Turkey bank allows more swap deals to boost foreign currency reserves

Turkey’s central bank moved to boost its foreign currency reserves by allowing an increase in banks’ swap deals, Bloomberg reported on Tuesday.

The measure covers lending in foreign currency to the central bank via short-term swaps, Bloomberg said, citing a copy of the directive. The transactions were capped at 20 percent of total foreign exchange market transactions, it said.

The move will allow banks to deposit more of their foreign currency with the central bank, while they borrow liras in return, increasing Turkey’s gross foreign exchange reserves.

But the measure will come at the expense of the bank’s net reserves, Tim Ash, chief emerging markets strategist at BlueBay Asset Management in London, said in e-mailed comments.
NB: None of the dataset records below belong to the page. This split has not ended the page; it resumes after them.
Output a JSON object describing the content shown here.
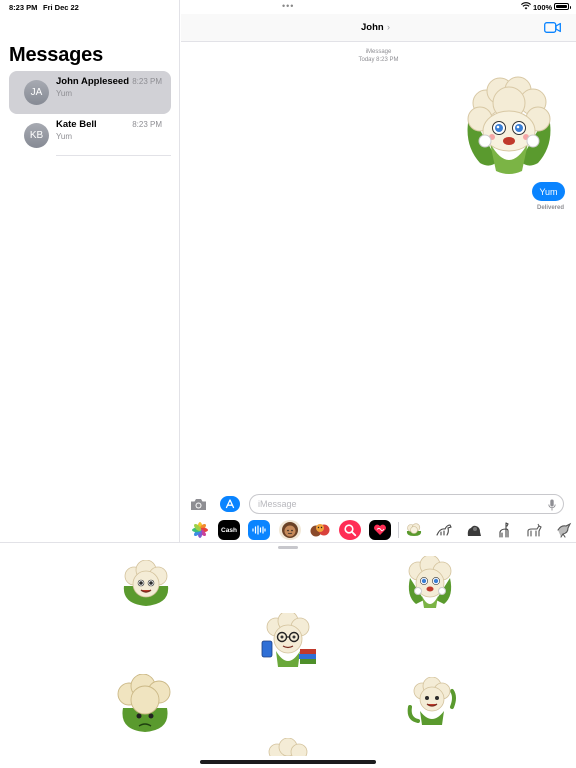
{
  "status_bar": {
    "time": "8:23 PM",
    "date": "Fri Dec 22",
    "battery": "100%",
    "battery_level": 1.0,
    "wifi_icon": "wifi-icon",
    "multitask_icon": "more-dots-icon"
  },
  "sidebar": {
    "title": "Messages",
    "conversations": [
      {
        "initials": "JA",
        "name": "John Appleseed",
        "time": "8:23 PM",
        "preview": "Yum",
        "selected": true
      },
      {
        "initials": "KB",
        "name": "Kate Bell",
        "time": "8:23 PM",
        "preview": "Yum",
        "selected": false
      }
    ]
  },
  "chat": {
    "contact_name": "John",
    "chevron": "›",
    "video_icon": "video-camera-icon",
    "service_label": "iMessage",
    "timestamp": "Today 8:23 PM",
    "messages": [
      {
        "type": "sticker",
        "sticker": "cauliflower-cheering-icon",
        "outgoing": true
      },
      {
        "type": "text",
        "text": "Yum",
        "outgoing": true
      }
    ],
    "delivery_status": "Delivered"
  },
  "composer": {
    "placeholder": "iMessage",
    "camera_icon": "camera-icon",
    "app_store_icon": "app-store-icon",
    "mic_icon": "microphone-icon"
  },
  "app_strip": {
    "apps": [
      {
        "name": "photos-app-icon",
        "label": ""
      },
      {
        "name": "apple-cash-app-icon",
        "label": "Cash"
      },
      {
        "name": "audio-message-app-icon",
        "label": ""
      },
      {
        "name": "memoji-app-icon",
        "label": ""
      },
      {
        "name": "animoji-app-icon",
        "label": ""
      },
      {
        "name": "search-images-app-icon",
        "label": ""
      },
      {
        "name": "digital-touch-app-icon",
        "label": ""
      },
      {
        "name": "cauliflower-stickers-app-icon",
        "label": ""
      },
      {
        "name": "dinosaur-stickers-app-icon",
        "label": ""
      },
      {
        "name": "gorilla-stickers-app-icon",
        "label": ""
      },
      {
        "name": "llama-stickers-app-icon",
        "label": ""
      },
      {
        "name": "goat-stickers-app-icon",
        "label": ""
      },
      {
        "name": "bird-stickers-app-icon",
        "label": ""
      }
    ]
  },
  "sticker_drawer": {
    "stickers": [
      "cauliflower-smiling-sticker",
      "cauliflower-cheering-sticker",
      "cauliflower-reading-sticker",
      "cauliflower-sad-sticker",
      "cauliflower-waving-sticker",
      "cauliflower-partial-sticker"
    ]
  },
  "colors": {
    "accent": "#0a84ff",
    "selected_row": "#d1d1d6",
    "secondary_text": "#8e8e93"
  }
}
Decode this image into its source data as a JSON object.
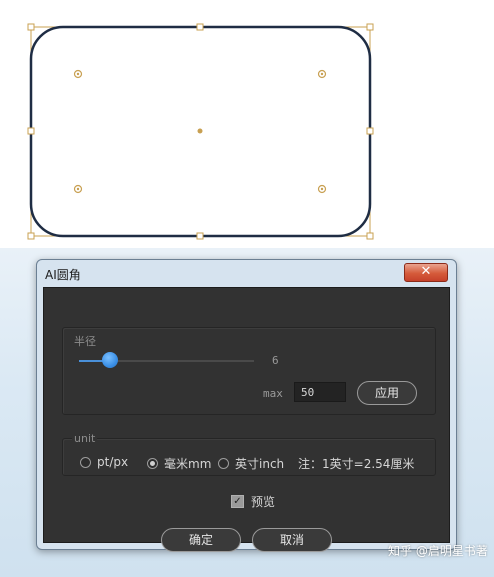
{
  "dialog": {
    "title": "AI圆角",
    "close_glyph": "✕",
    "radius_group": {
      "label": "半径",
      "slider_value": "6",
      "slider_fraction": 0.14,
      "max_label": "max",
      "max_value": "50",
      "apply_label": "应用"
    },
    "unit_group": {
      "label": "unit",
      "options": [
        {
          "label": "pt/px",
          "checked": false
        },
        {
          "label": "毫米mm",
          "checked": true
        },
        {
          "label": "英寸inch",
          "checked": false
        }
      ],
      "note": "注：1英寸=2.54厘米"
    },
    "preview": {
      "label": "预览",
      "checked": true
    },
    "ok_label": "确定",
    "cancel_label": "取消"
  },
  "watermark": "知乎 @启明星书著",
  "colors": {
    "selection": "#c8a052",
    "shape_stroke": "#1f2d44",
    "dialog_bg": "#323232",
    "slider_accent": "#3a8fe6"
  }
}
Investors in Turkey have become concerned about the level of the central bank’s foreign currency reserves after it was forced to defend the lira following a currency crisis in the summer of 2018. The lira has lost more than 35 percent of its value since the crisis erupted.

The lira traded down 0.3 percent at 6.14 per dollar in late afternoon trading local time in Istanbul, paring some of its earlier losses. It has lost about 3 percent of its value this year.